To help further iron out these kinks and develop better connections, Martin says, “Coming to the awards ceremony is a wonderful PR opportunity.”

“Every time we come across the people that are part of the ITLG (Irish Technology Leadership Group) and the technology leaders that are associated with it, we get rigorously challenged.”

“We certainly learn a lot from these people, even if we spend only two hours with them. You get a good going over in every aspect of the business.”

“For us, the PR opportunity is wonderful, but the feedback and direction from some of the leaders in Silicon Valley is invaluable.”

Feedhenry: Building Apps in the Cloud

Feedhenry is service that allows developers to build an app from a single source code base; have it processed in the Cloud and receive an output that is configured for use on the relevant major mobile phone operating system of choice – iPhone, Android, Blackberry, Windows Phone 7 or Nokia Web Runtime.

Applications are built using JavaScript which runs on Feedhenry’s open standards technology platform. Developers can construct their apps online through a browser or they can download a software development kit if they wish to work off their own computers.

Micheál Ó Foghlú is the CTO of Feedhenry and explains further, “It is an entirely hosted environment. The development platform is hosted as well as the server side cloud where the apps are deployed.

“On that website you edit html, javascript and CSS and you press a button and it spits out a binary APK file, for instance, that you can just upload on to your Android phone. Or it spits out a binary file that you can upload to the Apple Apps Store to put on your iPhone via itunes.”

Having a single source code base means that developers and client can work in a single cross-platform development environment and avoid having to write and update their app a multiplicity of times for multiple platforms.

Micheál cites an example of what can happen in the normal development process, “Usually the first thing a client may say is, ‘We want an app.’ Then they say, ‘We can hire these software developers to builds us an app.’ Then they say, ‘Hey guys, we’ll give you 5k, 10k, 20k. Can you build us an iPhone app?’

“The guys build them an app. Then they say, ‘Android have shipped more units in the States than iPhones did in 2010. Maybe we should have an Android app as well.’

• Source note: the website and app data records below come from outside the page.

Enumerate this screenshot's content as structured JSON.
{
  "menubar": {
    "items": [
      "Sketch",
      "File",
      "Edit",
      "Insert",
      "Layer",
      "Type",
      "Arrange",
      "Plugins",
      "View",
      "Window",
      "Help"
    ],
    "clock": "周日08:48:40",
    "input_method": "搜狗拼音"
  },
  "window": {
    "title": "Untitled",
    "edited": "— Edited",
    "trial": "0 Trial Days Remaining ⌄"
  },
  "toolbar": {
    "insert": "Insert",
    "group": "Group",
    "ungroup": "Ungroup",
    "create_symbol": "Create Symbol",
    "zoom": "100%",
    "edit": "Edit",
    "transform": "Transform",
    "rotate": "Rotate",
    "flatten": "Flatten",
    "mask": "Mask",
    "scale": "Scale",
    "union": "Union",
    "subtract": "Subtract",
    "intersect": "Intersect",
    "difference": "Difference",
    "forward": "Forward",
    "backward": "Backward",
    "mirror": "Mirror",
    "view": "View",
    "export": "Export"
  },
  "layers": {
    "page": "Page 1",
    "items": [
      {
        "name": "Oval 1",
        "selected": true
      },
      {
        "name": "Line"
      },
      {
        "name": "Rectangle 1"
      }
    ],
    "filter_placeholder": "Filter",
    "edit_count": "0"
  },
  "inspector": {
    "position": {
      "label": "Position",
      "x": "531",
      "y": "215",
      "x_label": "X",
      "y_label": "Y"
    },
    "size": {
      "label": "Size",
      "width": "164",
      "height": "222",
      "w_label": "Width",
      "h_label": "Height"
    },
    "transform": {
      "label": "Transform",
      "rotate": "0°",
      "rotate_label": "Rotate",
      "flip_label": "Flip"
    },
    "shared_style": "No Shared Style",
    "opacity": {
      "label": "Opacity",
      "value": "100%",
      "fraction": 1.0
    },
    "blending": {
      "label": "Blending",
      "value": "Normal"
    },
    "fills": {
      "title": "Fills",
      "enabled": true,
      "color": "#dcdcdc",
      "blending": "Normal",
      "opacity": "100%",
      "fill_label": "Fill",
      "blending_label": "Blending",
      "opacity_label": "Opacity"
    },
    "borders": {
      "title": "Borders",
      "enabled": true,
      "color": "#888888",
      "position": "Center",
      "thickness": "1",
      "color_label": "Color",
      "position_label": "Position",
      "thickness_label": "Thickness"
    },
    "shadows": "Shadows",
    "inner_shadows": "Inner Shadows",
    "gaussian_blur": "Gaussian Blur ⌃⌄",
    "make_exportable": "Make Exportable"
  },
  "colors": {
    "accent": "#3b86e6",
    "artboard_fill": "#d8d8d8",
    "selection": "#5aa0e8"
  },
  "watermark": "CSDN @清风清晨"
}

“Typically, they go back to the same developers and say, ‘Can you build us an Android app?’ And they say, “No, we’re all Objective C guys. We know how to build iPhone apps. We don’t know how to build Android apps.’

“Then you have to pay another bunch of guys 5k, 10k, 20k to build the Android phone app and so on for Blackberry, Windows 7, Nokia Web Runtime.”

But the story doesn’t end there, “Then you have to update the app. So you have to pay the first guys to update the iPhone app, pay the second guys to update the Android app and so on across the handset operating systems.

“It becomes a nightmare in terms of code bases for what in terms of logical business functionality is a single functionality.”

The server side element which is hosted in the cloud allows easy back end integration into enterprise services. Sophisticated apps can be created using standard web technologies and be integrated into existing business and IT applications without any additional investment.

The three main market segments the Feedhenry team are looking at are enterprise solutions, telecoms operators and independent developers.

Its application delivery platform can deliver the same application interface to both smartphones and social media sites.

The original work on Feedhenry was done by the Telecommunications Software and Systems Group (TSSG) in Waterford, Ireland back in 2008 and now operates as a pay-as-you-go service with six full-time staff.

According to Micheál, “The purpose of TSSG is to try and be excellent at basic research, applied research and commercialization and to have a balance of all three. What Feedhenry represents is one our best attempts at having a real commercialization impact — to have a commercial spin out of the technology.

“It was a strong enough technology at the right time in the market place to make it worth getting investment and spinning out to make a play in the market place.”